Give them a try, it’s pretty easy! Otherwise I would never do it. Continue reading →
When it comes to my lunch every week, I like it simple and easy. Thankfully what I’ve come up with is delicious and good for you too! I pair up my romaine salad with an easy-to-make soup that costs very little money and makes enough for the whole week. What you need to find to make this soup is the package of chicken parts that’s put together after all the “good meat” has been taken out. You’ll probably have to go to a co-op or a butcher to find it, but you can pick up a bunch and put them in the freezer if it’s not a convenient trip. And the best part is they usually cost under $4! What more could you want?! Continue reading →

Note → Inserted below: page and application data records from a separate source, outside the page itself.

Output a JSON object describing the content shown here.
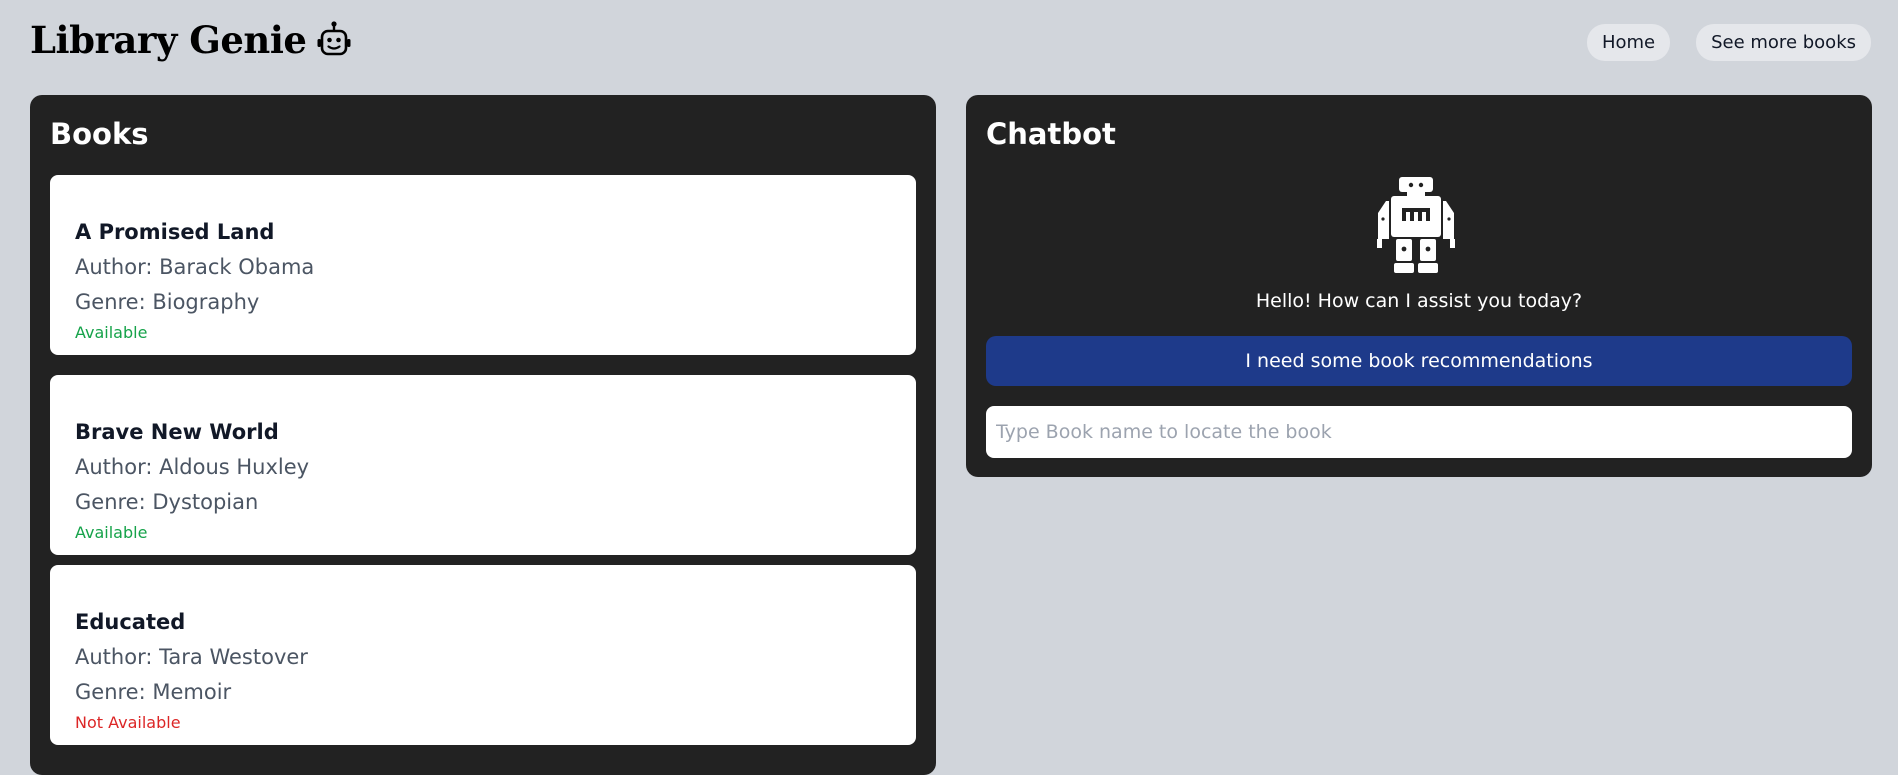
{
  "app": {
    "title": "Library Genie",
    "logo_icon": "robot-face-icon"
  },
  "nav": {
    "items": [
      {
        "label": "Home"
      },
      {
        "label": "See more books"
      }
    ]
  },
  "books": {
    "title": "Books",
    "items": [
      {
        "title": "A Promised Land",
        "author": "Author: Barack Obama",
        "genre": "Genre: Biography",
        "status": "Available",
        "status_color": "#16a34a"
      },
      {
        "title": "Brave New World",
        "author": "Author: Aldous Huxley",
        "genre": "Genre: Dystopian",
        "status": "Available",
        "status_color": "#16a34a"
      },
      {
        "title": "Educated",
        "author": "Author: Tara Westover",
        "genre": "Genre: Memoir",
        "status": "Not Available",
        "status_color": "#dc2626"
      }
    ]
  },
  "chatbot": {
    "title": "Chatbot",
    "avatar_icon": "robot-icon",
    "greeting": "Hello! How can I assist you today?",
    "recommend_label": "I need some book recommendations",
    "search": {
      "placeholder": "Type Book name to locate the book",
      "value": ""
    }
  },
  "colors": {
    "background": "#d1d5db",
    "panel": "#222222",
    "accent": "#1e3a8a",
    "available": "#16a34a",
    "unavailable": "#dc2626"
  }
}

Perhaps you can already see a problem with this picture, which is: no chicken hearts. That’s because they were frozen when I went to make this. I’m planning on retaking the picture but probably won’t.
I’ve been trying to figure out ways to get more offal into my diet. Why? Because organs are absolutely packed with vitamins and minerals and are really cheap! My first experience eating offal was when I slow-cooked a whole duck. I didn’t realize all the organs had been stuffed in the cavity! And I also didn’t realize I had been eating them. But, they were delicious, so I tried cooking them on purpose. Continue reading →

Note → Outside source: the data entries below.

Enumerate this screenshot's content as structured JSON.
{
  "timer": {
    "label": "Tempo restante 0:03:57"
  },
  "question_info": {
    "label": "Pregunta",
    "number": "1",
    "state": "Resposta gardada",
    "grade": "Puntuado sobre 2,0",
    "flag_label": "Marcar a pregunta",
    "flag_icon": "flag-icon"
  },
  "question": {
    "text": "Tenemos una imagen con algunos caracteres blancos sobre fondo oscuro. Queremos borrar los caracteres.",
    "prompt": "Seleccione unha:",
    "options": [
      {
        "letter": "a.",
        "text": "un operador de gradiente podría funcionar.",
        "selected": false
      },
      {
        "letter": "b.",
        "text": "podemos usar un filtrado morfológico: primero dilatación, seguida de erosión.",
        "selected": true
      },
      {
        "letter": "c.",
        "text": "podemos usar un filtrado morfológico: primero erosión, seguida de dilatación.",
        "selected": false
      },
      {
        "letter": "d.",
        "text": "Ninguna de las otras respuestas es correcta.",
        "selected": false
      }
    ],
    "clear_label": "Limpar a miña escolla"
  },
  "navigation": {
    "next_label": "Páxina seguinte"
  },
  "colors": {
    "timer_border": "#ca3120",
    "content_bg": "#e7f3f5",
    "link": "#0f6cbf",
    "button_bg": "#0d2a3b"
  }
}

So far this blog has been mainly about food recipes for people with fructose malabsorption. But that’s not the only thing we have to consider when avoiding fructose. I’ve decided to post some of my home remedies for anything that might contain problematic ingredients for FMers.

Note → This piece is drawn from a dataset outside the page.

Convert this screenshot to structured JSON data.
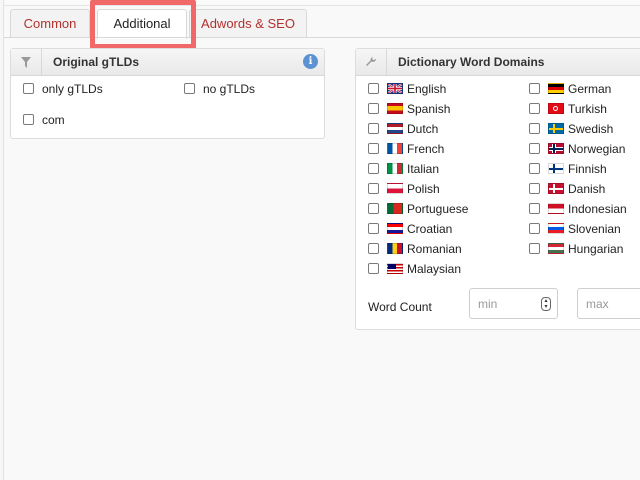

Sugar alcohols, like sorbitol, are an issue for many of us and one place you can find sorbitol is in toothpaste. Almost all toothpaste has it! And I know, you spit toothpaste out, but there’s no way you’re getting rid of all of it; some of it’s being swallowed. Continue reading →
Every time I’ve had to change my diet the first thing I look for is a new recipe for pancakes. It’s usually not too hard but when you’re on an autoimmune Paleo diet while also trying to avoid FODMAPs, it’s tough. Luckily I found this recipe on the Curious Coconut (love her blog!) using plantain flour.
She also has a recipe using real plantains and I’ve sort of combined those using a ripe plantain to add a little sugar in there, and also doubled the recipe so I can have enough pancakes to eat for the whole week. Those are in the picture above. I’ve also made them using all plantain flour (like her, I get mine from Barry Farm), and they turn out nice and fluffy like this: Continue reading →
A few weekends ago, my grandmother invited me over to her new apartment for lunch. That may not seem like an especially impressive sentence, but as many of you know, that’s not all there is to it. To feed someone with dietary restrictions like mine (fructose malabsorption, Paleo, autoimmune protocol) can be a massive, massive undertaking.
I sent her a list of foods I can eat, and she came up with a most devastatingly delicious meal. I went back for seconds. And thirds. And since that weekend I’ve made it myself twice. It’s the kind of meal that I could eat every day. Continue reading →
Following the autoimmune Paleo protocol while still trying to avoid FODMAPs (especially fructose!) doesn’t leave me with a whole lot of options. Which is why I’m trying to vary the meat I consume as much as I can…except for fish. Yuck!
I found this ground lamb at my co-op and boy, is it ever good. All it needs is a few seasonings and it’s good to go! Nothing fancy required–just how I like it. Continue reading →